If anyone still has a doubt, the support the Syrian opposition got from the usual suspects should be eye-opening. Supposedly we want a more secular and democratic Middle East so we arm and support the fanatics who want to impose Sharia to overthrow Assad?

It doesn't make sense unless the goal is instead destabilized countries mired in internal conflict and permanent weakness, a stalemate of the kind we are seeing in Syria, coming now to Iraq.

I would suggest people start realising that the US is being manipulated to help in the complete destabilization of the Middle East with several failed states and occasional outbursts of great violence between Sunni and Shia, which has been a wet dream of the Israeli national security establishment for a long long time. It will take a lot of pressure off them. Or one can choose to believe instead that the neocons and those behind them are well-meaning but incompetent fantasists, poor them, on account of, well, their ... articles and papers and what they say publicly.
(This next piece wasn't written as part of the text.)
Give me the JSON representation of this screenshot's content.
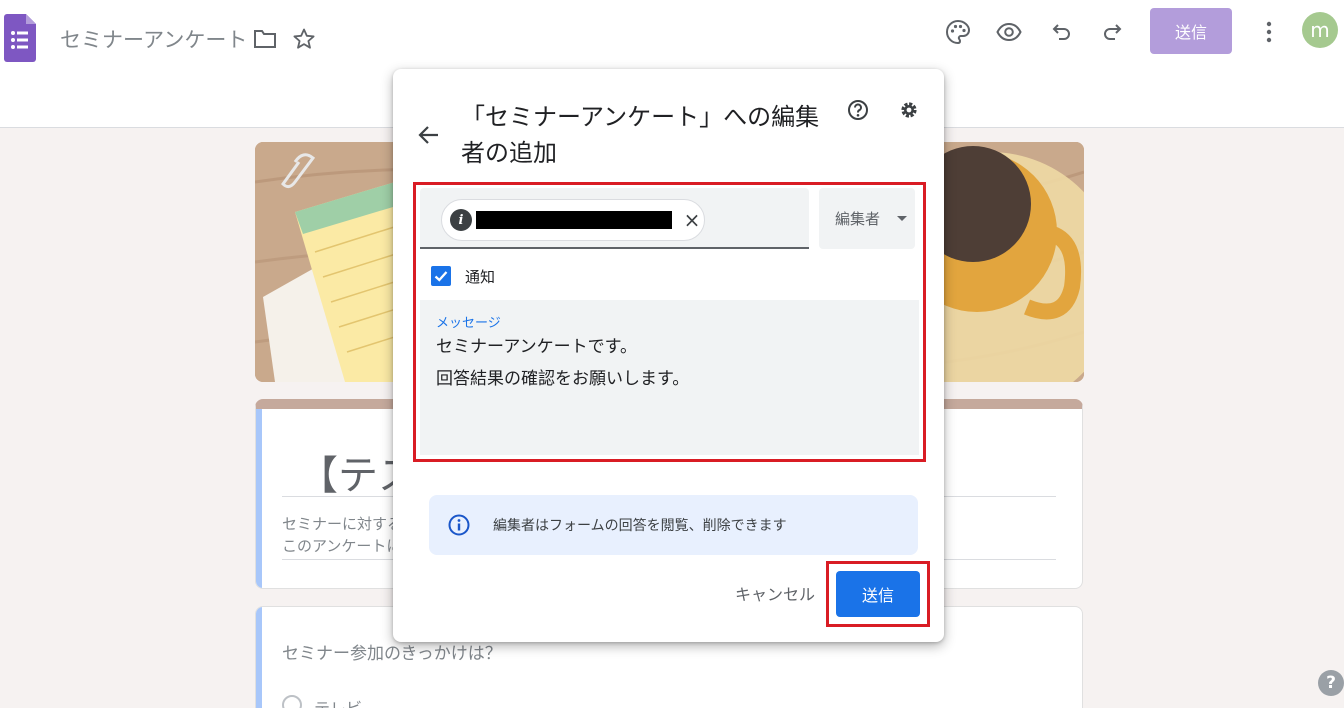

turcopolier

Babak

Yes, as you know these Sunni fundamentalists have a permanent prejudice against bida' (innovation)in all things. this includes the products of modern civilization in all forms. this does not apply to the temporary secular allies that they have. The maintenance in the old Iraqi army was the best i ever saw in the 3rd World. pl

turcopolier

Alan

"except Jordan" Until Jordan signed the treaty, the Israelis continuously tried to destabilize Jordan as well. they lied about the country all the time and they insinuated that anyone who liked the Bedouin in Jordan must be at least bisexual. The Jordanians have the custom of kissing each other on the cheek. "Ah, you like the kisses. Now I see why you defend them." I have a long memory. pl

oofda

Concur, Cordesman was a true believer in and cheerleader for the invasion of Iraq. I recall seeing him on numerous TV programs speaking for the invasion and what a great thing it was for the nation.

confusedponderer

Iirc when the Iraqis put their exocets on Falcon Bizjets everybody, including the French, was surprised because they didn't expect them to be able to engineer this, and never got the idea themselves.

In one of my first jobs when I was a student, I worked in a large engineering firm that sold cement factories to Iraq. One of the seasoned engineers there told me about his time in Iraq and spoke of the experts with respect. He called the Iraqis the Prussians of the Middle East.

He said they analysed the factory plans presented and then told him how to improve them based on analysis of their plants and those of the competitors.

My second station in the company was with the sales people, and it was that breed that wrecked the company by selling undervalued contracts to the Saudis. I preferred the engineers. The sales folks were too clever by half.

The comments to this entry are closed.

My Photo

September 2020

Sun Mon Tue Wed Thu Fri Sat
    1 2 3 4 5
6 7 8 9 10 11 12
13 14 15 16 17 18 19
20 21 22 23 24 25 26
27 28 29 30      
Blog powered by Typepad